Naperville Business Attorney Discusses Credit Checks During the Hiring Process

credit checks, Naperville business law attorneyWhen you are looking for new employees to add to your team, you want people who are motivated, hardworking, and reliable. Your staff is the backbone of your company, and if you cannot trust your employees, there is likely to be a great deal of friction on a daily basis.

During my career as a business law attorney, I have helped many business owners developing hiring practices that are reasonable, fair, and in complete compliance with state and federal laws. For some companies, part of the hiring process includes conducting credit checks on candidates. It is important to realize that there are very strict regulations regarding employment-related credit checks in Illinois, and overzealous employers can be held accountable for violating them.

Protecting Employees’ Privacy

In 2010, Illinois lawmakers passed a measure known as the Employee Credit Privacy Act (the Act) which was intended to limit employers from making employment decisions based on an applicant’s credit history. Gainful employment is one of the most efficient components of rebuilding credit, but if a person cannot get a job because of his or her credit rating, recovery may be all but impossible. In general, the Act prohibits employers from conducting credit checks or using them as a condition of employment for applicants for most positions.

Of course, there are exceptions, as certain businesses and positions require an employee to demonstrate a particular level of financial responsibility. A poor credit rating could be an indication that a person is not qualified to work in such a capacity. According to the Act, it is legal for entities such as banks, financial institutions, debt collection companies, and insurance companies to base employment decisions on an applicant’s credit history. Specific positions within other businesses are also exempt from the Act’s general prohibition, including those who handle large sums of money, those who are trusted with significant business decisions, or when the position requires bonding by state or federal law.

Credit Checks for Sales Associates

Late last summer, an Illinois appeals court determined that a department store chain was overreaching by conducting pre-employment credit checks on floor sales associates. The store maintained that sales associates handled customers’ personal information by accepting credit card applications and, therefore, credit checks on the employees were justified under the Act. The First District Appellate Court disagreed. A three-judge panel ruled that the Act was not meant to be applicable to entry-level retail jobs and that using credit checks in this way created unnecessary obstacles to employment.

Questions About Credit Checks for Your Employees?

If you are uncertain about how the Employee Credit Privacy Act may apply to your company, an experienced Naperville business law attorney can provide assistance.

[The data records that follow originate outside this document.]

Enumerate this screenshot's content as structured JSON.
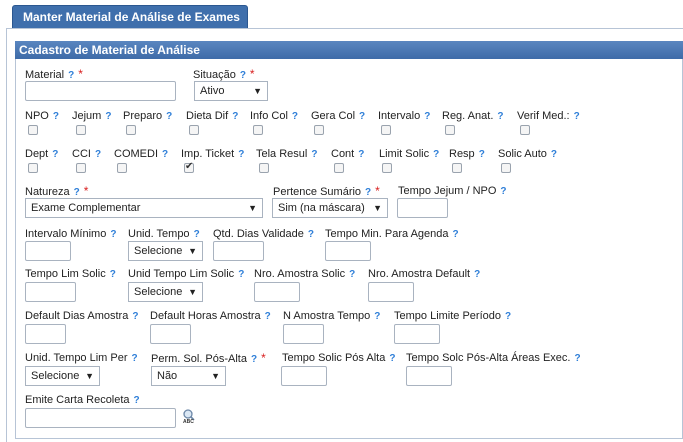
{
  "page": {
    "tab_title": "Manter Material de Análise de Exames"
  },
  "panel": {
    "title": "Cadastro de Material de Análise"
  },
  "help_glyph": "?",
  "required_glyph": "*",
  "fields": {
    "material": {
      "label": "Material"
    },
    "situacao": {
      "label": "Situação",
      "value": "Ativo"
    },
    "npo": {
      "label": "NPO"
    },
    "jejum": {
      "label": "Jejum"
    },
    "preparo": {
      "label": "Preparo"
    },
    "dieta_dif": {
      "label": "Dieta Dif"
    },
    "info_col": {
      "label": "Info Col"
    },
    "gera_col": {
      "label": "Gera Col"
    },
    "intervalo": {
      "label": "Intervalo"
    },
    "reg_anat": {
      "label": "Reg. Anat."
    },
    "verif_med": {
      "label": "Verif Med.:"
    },
    "dept": {
      "label": "Dept"
    },
    "cci": {
      "label": "CCI"
    },
    "comedi": {
      "label": "COMEDI"
    },
    "imp_ticket": {
      "label": "Imp. Ticket",
      "checked": true
    },
    "tela_resul": {
      "label": "Tela Resul"
    },
    "cont": {
      "label": "Cont"
    },
    "limit_solic": {
      "label": "Limit Solic"
    },
    "resp": {
      "label": "Resp"
    },
    "solic_auto": {
      "label": "Solic Auto"
    },
    "natureza": {
      "label": "Natureza",
      "value": "Exame Complementar"
    },
    "pertence_sumario": {
      "label": "Pertence Sumário",
      "value": "Sim (na máscara)"
    },
    "tempo_jejum_npo": {
      "label": "Tempo Jejum / NPO"
    },
    "intervalo_minimo": {
      "label": "Intervalo Mínimo"
    },
    "unid_tempo": {
      "label": "Unid. Tempo",
      "value": "Selecione"
    },
    "qtd_dias_validade": {
      "label": "Qtd. Dias Validade"
    },
    "tempo_min_agenda": {
      "label": "Tempo Min. Para Agenda"
    },
    "tempo_lim_solic": {
      "label": "Tempo Lim Solic"
    },
    "unid_tempo_lim_solic": {
      "label": "Unid Tempo Lim Solic",
      "value": "Selecione"
    },
    "nro_amostra_solic": {
      "label": "Nro. Amostra Solic"
    },
    "nro_amostra_default": {
      "label": "Nro. Amostra Default"
    },
    "default_dias_amostra": {
      "label": "Default Dias Amostra"
    },
    "default_horas_amostra": {
      "label": "Default Horas Amostra"
    },
    "n_amostra_tempo": {
      "label": "N Amostra Tempo"
    },
    "tempo_limite_periodo": {
      "label": "Tempo Limite Período"
    },
    "unid_tempo_lim_per": {
      "label": "Unid. Tempo Lim Per",
      "value": "Selecione"
    },
    "perm_sol_pos_alta": {
      "label": "Perm. Sol. Pós-Alta",
      "value": "Não"
    },
    "tempo_solic_pos_alta": {
      "label": "Tempo Solic Pós Alta"
    },
    "tempo_solc_pos_alta_areas": {
      "label": "Tempo Solc Pós-Alta Áreas Exec."
    },
    "emite_carta_recoleta": {
      "label": "Emite Carta Recoleta"
    }
  },
  "icons": {
    "lookup": "search-abc-icon",
    "lookup_text": "ABC"
  },
  "colors": {
    "header": "#3f6fac",
    "help": "#2f7fd8",
    "required": "#d81e1e"
  }
}
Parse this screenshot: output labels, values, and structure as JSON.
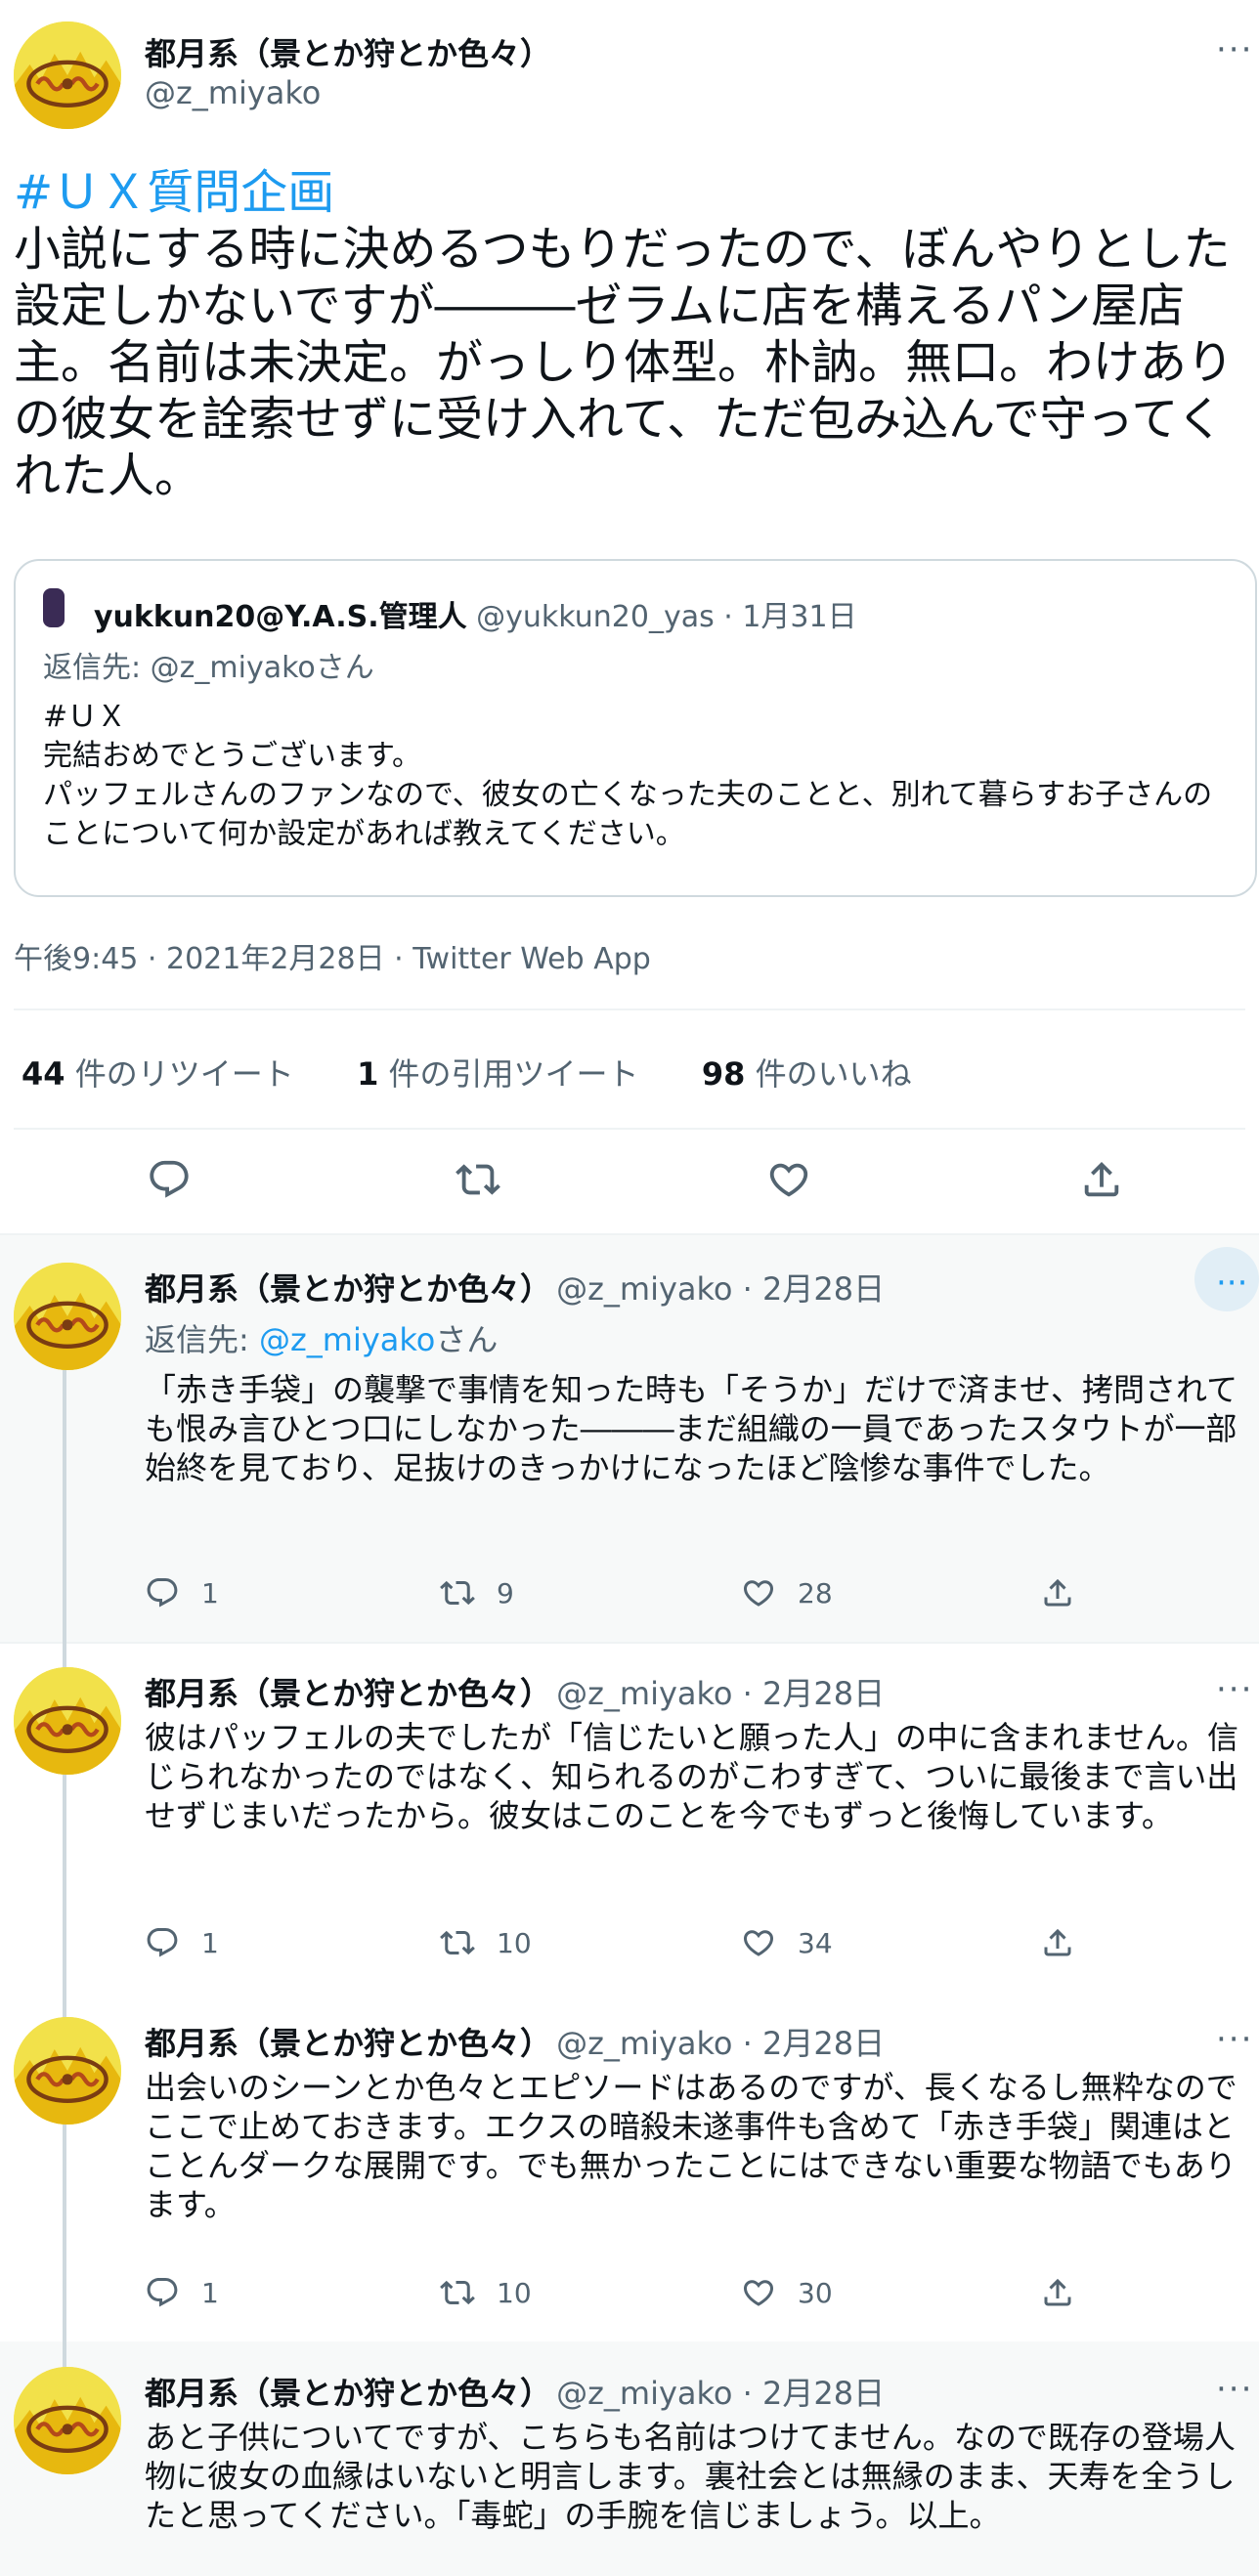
{
  "main_tweet": {
    "author_name": "都月系（景とか狩とか色々）",
    "author_handle": "@z_miyako",
    "more_label": "···",
    "hashtag": "#ＵＸ質問企画",
    "text": "小説にする時に決めるつもりだったので、ぼんやりとした設定しかないですが―――ゼラムに店を構えるパン屋店主。名前は未決定。がっしり体型。朴訥。無口。わけありの彼女を詮索せずに受け入れて、ただ包み込んで守ってくれた人。",
    "meta": "午後9:45 · 2021年2月28日 · Twitter Web App",
    "stats": [
      {
        "count": "44",
        "label": "件のリツイート"
      },
      {
        "count": "1",
        "label": "件の引用ツイート"
      },
      {
        "count": "98",
        "label": "件のいいね"
      }
    ]
  },
  "quoted_tweet": {
    "author_name": "yukkun20@Y.A.S.管理人",
    "author_handle": "@yukkun20_yas · 1月31日",
    "reply_prefix": "返信先: ",
    "reply_handle": "@z_miyako",
    "reply_suffix": "さん",
    "text_line1": "#ＵＸ",
    "text_line2": "完結おめでとうございます。",
    "text_line3": "パッフェルさんのファンなので、彼女の亡くなった夫のことと、別れて暮らすお子さんのことについて何か設定があれば教えてください。"
  },
  "replies": [
    {
      "author_name": "都月系（景とか狩とか色々）",
      "author_meta": "@z_miyako · 2月28日",
      "reply_prefix": "返信先: ",
      "reply_handle": "@z_miyako",
      "reply_suffix": "さん",
      "text": "「赤き手袋」の襲撃で事情を知った時も「そうか」だけで済ませ、拷問されても恨み言ひとつ口にしなかった―――まだ組織の一員であったスタウトが一部始終を見ており、足抜けのきっかけになったほど陰惨な事件でした。",
      "reply_count": "1",
      "retweet_count": "9",
      "like_count": "28"
    },
    {
      "author_name": "都月系（景とか狩とか色々）",
      "author_meta": "@z_miyako · 2月28日",
      "text": "彼はパッフェルの夫でしたが「信じたいと願った人」の中に含まれません。信じられなかったのではなく、知られるのがこわすぎて、ついに最後まで言い出せずじまいだったから。彼女はこのことを今でもずっと後悔しています。",
      "reply_count": "1",
      "retweet_count": "10",
      "like_count": "34"
    },
    {
      "author_name": "都月系（景とか狩とか色々）",
      "author_meta": "@z_miyako · 2月28日",
      "text": "出会いのシーンとか色々とエピソードはあるのですが、長くなるし無粋なのでここで止めておきます。エクスの暗殺未遂事件も含めて「赤き手袋」関連はとことんダークな展開です。でも無かったことにはできない重要な物語でもあります。",
      "reply_count": "1",
      "retweet_count": "10",
      "like_count": "30"
    },
    {
      "author_name": "都月系（景とか狩とか色々）",
      "author_meta": "@z_miyako · 2月28日",
      "text": "あと子供についてですが、こちらも名前はつけてません。なので既存の登場人物に彼女の血縁はいないと明言します。裏社会とは無縁のまま、天寿を全うしたと思ってください。「毒蛇」の手腕を信じましょう。以上。"
    }
  ],
  "colors": {
    "link": "#1d9bf0",
    "secondary_text": "#536471",
    "hover_bg": "#f7f9f9",
    "avatar_yellow": "#f2e14a"
  },
  "icons": [
    "reply-icon",
    "retweet-icon",
    "like-icon",
    "share-icon",
    "more-icon"
  ]
}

We will help you work within the law to hire the best possible staff for your business. Call 630-756-1160 for a confidential consultation at The Gierach Law Firm today.

 

Sources:

National Law Review

Illnois Employee Credit Privacy Act

Cook County Record